Sinkerball pitchers are typically low-walk and low-strikeout pitchers. They want hitters to swing and pound that sinking fastball into the dirt.

Rick Porcello’s been a little different than most contact pitchers since he arrived last season.

In 2015 Porcello had his highest strikeout average in his career, nearly logging eight per nine innings pitched. That was in part because his fastball had bumped up from 2014 with Detroit, occasionally hitting 95 mph.

However, he’d gotten away from his bread and butter -- his movement. It wasn’t until his 15-day stint on the DL last August that he realized he needed to make an adjustment.

“I was really focused when I came off the DL last year on getting my sinker going again, be under control, locate. Get back to doing the things that I was doing the previous year that was working for me.”

After realizing he’d strayed from the pitcher he was, Porcello identified he needed to change the tempo of his delivery. It’s clear that taking a little off his delivery has been the pivotal adjustment since he came back from his late-season injury.

“I was making a conscious effort to slow things down, and locate the fastball, and go from there,” Porcello said.

However, Porcello’s back to striking hitters out again, almost averaging 10 K’s every nine innings.

But that hasn’t been a bad thing this time around. And he claims it isn’t completely deliberate -- and that he’s still trying to force contact.

“That’s really been my approach my entire career,” Porcello said. “I’ve never been a strikeout pitcher. When we get to two strikes then we’ll take our shots. It’s really more mixing speeds, changing eye levels and just trying to induce contact to get quick outs. That’s always been our focus and all we’re trying to do.”

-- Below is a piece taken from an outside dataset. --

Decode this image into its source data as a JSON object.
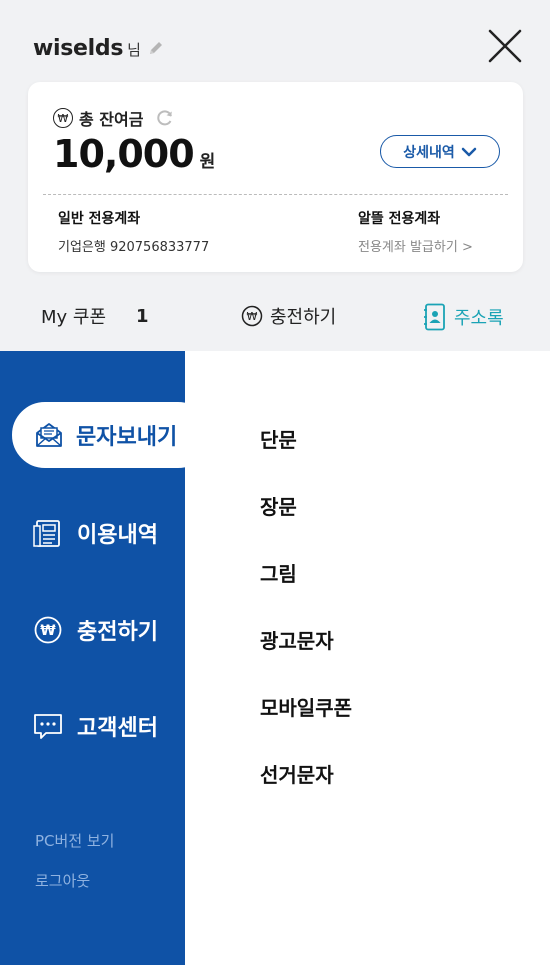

While he’s enjoyed punching hitters out better than he ever as -- coupled with positive results -- he doesn’t expect the strikeout rate to maintain.

“Right now we’re happy to generate more strikeouts,” he explained. “But it’s not always going to be like that – that’s just the way it’s gone so far. So I try not to get caught up in that and focus on locating pitches. Whatever happens when I let go of the ball is out of my control. It’s kind of a product of what we’ve been doing thus far, but it hasn’t been our focus.”

John Farrell’s also made mention that the righty is in a good place mentally, and that focusing on the moment -- one pitch at a time -- has been huge.

Porcello explained that he’s always had that mental approach. He also noted that his mentality towards this season has been positive since the start -- and he plans to keep it that way.

“I’m confident and I felt like coming to the season I was in a good place,” Porcello said. “I was trying to ride that out and continue to do so. April’s behind us and there’s a lot of baseball to be played. I need to continue to get better and I need to continue to keep giving us a chance to win and throw the ball the way I’ve been throwing it.”